I don’t see India having any chance of winning in Perth. While it is hard to know how it will behave in a test, if it offers even some of the substance of WACA grounds past then Australia’s fast bowling line up, which potentially could include James Pattinson or alternately Jackson Bird as the 4th fast bowling option, could absolutely annihilate India.My prediction for Perth is 80% chance of an Australian win, a 19% chance of an Indian win and 1% chance of a draw. I think most likely Australia will win by an innings.
Moving ahead to Melbourne, if we go back to 2014/15, Australia dominated, declaring twice for 13 wickets lost in total, while India lost 17 wickets and were still trailing by 96 runs, in this case mainly because of slow scoring rates. While Steve Smith scored another century, that doesn’t mean that with his absence Australia will suddenly lose. The ground in Melbourne is, if nothing else, very big. While Virat Kohli loved the ground with 147 last time and we can expect more of the same this time around, the others may struggle.
The MCG in theory offers a fair chance to both teams but, other than Virat Kohli, it is hard to imagine India’s batsmen really coping with the conditions they are likely to face. Melbourne is nowadays good for bowling and, again, Australia have arguably far superior bowlers to India, especially in Australian conditions, and the MCG is about as Australian as they come. The other problem is that it is often hard to score quickly at the MCG, which, combined with rain, means that if you are going to win then you probably need to declare, perhaps twice even, which is what Australia tried to do in 2014/15, but it still didn’t work.
I think India will struggle at the MCG, and in this case a draw will be a good result.My prediction is 40% chance of an Australian win, 20% chance of an Indian win and 40% chance of a draw.
Moving on to the final test in Sydney, we have Australia’s most spin-friendly ground, though the conditions will be very different to what you find in India. At the SCG it is good for fast bowlers too, and you don’t need to play that second spinner, but if you’ve got three good ones then you may as well play them. The problem with the SCG is that the advantage of winning the toss is so immense that you can almost guarantee a win as soon as you win the toss, providing that you bat first, which you always should do at the SCG. The pitch typically starts to crack up around the middle of day 3, and from there you go from high scoring to low scoring, and chasing anything above 200 is nearly impossible.
While the SCG should favour India slightly, if Australia bat first then Australia should win.

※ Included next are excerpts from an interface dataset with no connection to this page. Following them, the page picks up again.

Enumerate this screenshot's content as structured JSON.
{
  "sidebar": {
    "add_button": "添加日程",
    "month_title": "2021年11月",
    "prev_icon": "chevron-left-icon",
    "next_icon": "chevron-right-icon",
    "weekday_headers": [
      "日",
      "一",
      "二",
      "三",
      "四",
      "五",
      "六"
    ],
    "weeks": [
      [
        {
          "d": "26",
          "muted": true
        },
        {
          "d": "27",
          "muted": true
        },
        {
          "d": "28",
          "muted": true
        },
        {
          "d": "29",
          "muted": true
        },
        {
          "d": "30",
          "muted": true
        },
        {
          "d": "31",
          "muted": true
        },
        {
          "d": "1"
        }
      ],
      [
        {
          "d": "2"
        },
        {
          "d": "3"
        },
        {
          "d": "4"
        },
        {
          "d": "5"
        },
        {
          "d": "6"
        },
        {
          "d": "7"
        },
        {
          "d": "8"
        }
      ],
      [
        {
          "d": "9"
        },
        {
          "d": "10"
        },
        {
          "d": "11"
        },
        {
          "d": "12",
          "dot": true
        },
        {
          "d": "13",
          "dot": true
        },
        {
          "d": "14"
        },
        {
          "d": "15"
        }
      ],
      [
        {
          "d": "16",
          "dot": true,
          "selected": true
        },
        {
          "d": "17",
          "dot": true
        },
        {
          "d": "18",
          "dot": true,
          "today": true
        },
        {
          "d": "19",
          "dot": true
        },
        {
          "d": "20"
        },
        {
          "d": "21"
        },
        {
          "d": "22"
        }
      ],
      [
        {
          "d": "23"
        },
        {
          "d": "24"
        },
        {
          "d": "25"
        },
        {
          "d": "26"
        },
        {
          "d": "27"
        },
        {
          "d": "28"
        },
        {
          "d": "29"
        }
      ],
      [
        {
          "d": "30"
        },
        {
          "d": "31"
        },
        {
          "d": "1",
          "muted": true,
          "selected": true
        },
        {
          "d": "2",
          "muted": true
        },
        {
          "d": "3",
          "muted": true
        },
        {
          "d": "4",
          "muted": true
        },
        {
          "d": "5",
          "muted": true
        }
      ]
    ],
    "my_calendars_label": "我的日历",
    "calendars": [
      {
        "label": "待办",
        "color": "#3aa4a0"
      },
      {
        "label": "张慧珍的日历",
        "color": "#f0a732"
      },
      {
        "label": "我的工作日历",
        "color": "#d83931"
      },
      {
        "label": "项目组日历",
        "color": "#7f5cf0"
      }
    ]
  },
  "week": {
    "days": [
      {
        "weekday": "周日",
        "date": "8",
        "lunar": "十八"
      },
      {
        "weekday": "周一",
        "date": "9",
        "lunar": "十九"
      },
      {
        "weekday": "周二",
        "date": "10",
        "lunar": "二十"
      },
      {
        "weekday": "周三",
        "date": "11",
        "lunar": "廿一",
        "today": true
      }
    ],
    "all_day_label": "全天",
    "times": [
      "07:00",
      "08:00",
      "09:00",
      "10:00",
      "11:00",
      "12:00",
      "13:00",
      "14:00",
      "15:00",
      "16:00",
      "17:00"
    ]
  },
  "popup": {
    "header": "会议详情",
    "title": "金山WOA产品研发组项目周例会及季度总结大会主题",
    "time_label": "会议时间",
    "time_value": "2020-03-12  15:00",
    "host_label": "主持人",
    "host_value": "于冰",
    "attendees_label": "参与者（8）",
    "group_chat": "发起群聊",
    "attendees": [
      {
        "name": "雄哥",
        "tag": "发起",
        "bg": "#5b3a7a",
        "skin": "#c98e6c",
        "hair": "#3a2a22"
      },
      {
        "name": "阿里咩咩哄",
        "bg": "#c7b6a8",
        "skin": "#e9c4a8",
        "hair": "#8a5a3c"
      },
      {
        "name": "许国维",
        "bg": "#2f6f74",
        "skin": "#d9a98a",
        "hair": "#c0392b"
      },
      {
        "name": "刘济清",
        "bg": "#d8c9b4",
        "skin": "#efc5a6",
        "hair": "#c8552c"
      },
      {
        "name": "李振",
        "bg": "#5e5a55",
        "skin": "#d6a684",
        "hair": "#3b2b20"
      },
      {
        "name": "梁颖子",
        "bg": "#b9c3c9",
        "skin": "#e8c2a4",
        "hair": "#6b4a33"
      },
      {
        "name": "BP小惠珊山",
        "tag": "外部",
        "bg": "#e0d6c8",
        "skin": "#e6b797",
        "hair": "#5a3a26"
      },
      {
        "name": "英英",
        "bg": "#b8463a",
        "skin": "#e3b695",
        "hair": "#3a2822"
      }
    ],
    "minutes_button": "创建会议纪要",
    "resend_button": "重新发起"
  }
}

While there was a draw last time around, that is very unusual at the SCG and I don’t expect a draw this time around.My prediction is 60% chance of an Indian win, 35% chance of an Australian win and 5% chance of a draw.
My prediction, therefore, on balance, is a 2-2 draw. For India to win the series, they will need to bat quickly at Adelaide and be prepared to declare, while hoping for rain in Melbourne and batting slowly to go for a draw and then, above all else, try to win the toss in Sydney. If all of that were to happen, then India could potentially win 2-1.I think that, more likely, Australia will win, either 3-0 if they draw in Adelaide and win the toss in Sydney, or 2-1 if they draw in Adelaide and lose the toss in Sydney.

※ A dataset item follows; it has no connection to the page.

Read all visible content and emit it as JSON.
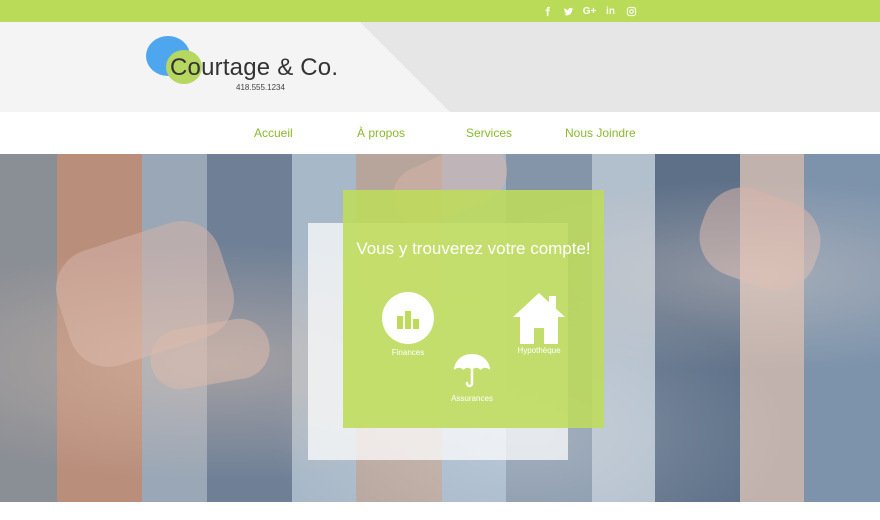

I think that most likely India will lose the series, but it will be closer than in previous series.One worry for India is that in recent overseas series, other than West Indies, Virat Kohli has been a one-man army. Given how strong Australia’s bowling is and how weak India’s bowling is, other than Jasprit Bumrah and perhaps Kuldeep Yadav, they will have to have a lot more players stand up if they are to be any chance of victory.
My prediction is that India will lose, but if everything goes very well then they may draw, either 2-2 or 1-1. But there is that slither of hope that maybe, just maybe, India can win it 2-1.
But only because Steve Smith and David Warner aren’t there.
ARTICLE BY – ADRIAN MEREDITH